Victoria's new $10 million-a-year infrastructure body hasn't looked at a single one of the state's major projects.

Infrastructure Victoria was set up to guide the state’s infrastructure agenda and advise on projects, but chief executive Michael Masson told a parliamentary committee it could only do so when the government asked.

So far, Labor hasn’t asked for advice on the $11 billion Melbourne Metro Rail project, the $5.5 billion Western Distributor, the level crossing removal program, the controversial Skyrail proposal or the need for a potential second container port.

“We’re getting on with building the projects that Victorians voted for, in a more transparent manner than any government before us,” a government spokesman said.

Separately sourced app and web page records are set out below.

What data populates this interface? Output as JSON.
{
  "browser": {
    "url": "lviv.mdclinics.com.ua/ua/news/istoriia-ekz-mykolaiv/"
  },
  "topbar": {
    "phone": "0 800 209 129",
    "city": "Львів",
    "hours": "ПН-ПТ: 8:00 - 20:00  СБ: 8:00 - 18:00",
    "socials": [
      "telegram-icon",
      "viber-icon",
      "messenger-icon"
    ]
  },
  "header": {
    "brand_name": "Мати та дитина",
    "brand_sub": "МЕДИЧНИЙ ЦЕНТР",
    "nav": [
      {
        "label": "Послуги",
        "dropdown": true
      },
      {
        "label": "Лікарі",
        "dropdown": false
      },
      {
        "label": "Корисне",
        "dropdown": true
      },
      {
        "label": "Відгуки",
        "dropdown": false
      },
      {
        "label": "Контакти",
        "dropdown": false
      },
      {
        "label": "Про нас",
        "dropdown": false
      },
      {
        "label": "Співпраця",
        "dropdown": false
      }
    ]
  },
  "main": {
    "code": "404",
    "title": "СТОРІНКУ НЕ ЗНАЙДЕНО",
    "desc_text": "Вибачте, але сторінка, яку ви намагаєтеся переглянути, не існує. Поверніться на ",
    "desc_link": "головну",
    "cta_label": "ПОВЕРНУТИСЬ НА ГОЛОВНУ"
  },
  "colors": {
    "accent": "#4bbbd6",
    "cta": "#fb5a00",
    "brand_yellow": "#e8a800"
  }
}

The government decided to start work on its major election promises straight away, rather than waiting a year or two for Infrastructure Victoria to be set up to analyse them.

But neither the Western Distributor nor the details of the Skyrail project were taken to the election – they were announced afterwards.

Labor also promised to ask Infrastructure Victoria to decide whether a second container port should be built near Geelong or in Hastings.

That hasn’t happened yet.

Shadow treasurer Michael O’Brien said Premier Daniel Andrews had been in power for 18 months, and Infrastructure Victoria had been in place since October.

“If Daniel Andrews believed in his infrastructure projects, why not submit them to Infrastructure Victoria? Why keep this watchdog muzzled?” Mr O’Brien told reporters.

“He’s now deliberately kept this body away from all his major projects.”

Victoria did send details of the Melbourne Metro, Murray Basin Rail and Western Distributor to Infrastructure Australia for analysis.

But while Infrastructure Australia can assess projects it thinks are needed, Infrastructure Victoria has to wait for the government to refer them.

The body costs $10 million a year and staff are working on a 30-year infrastructure strategy.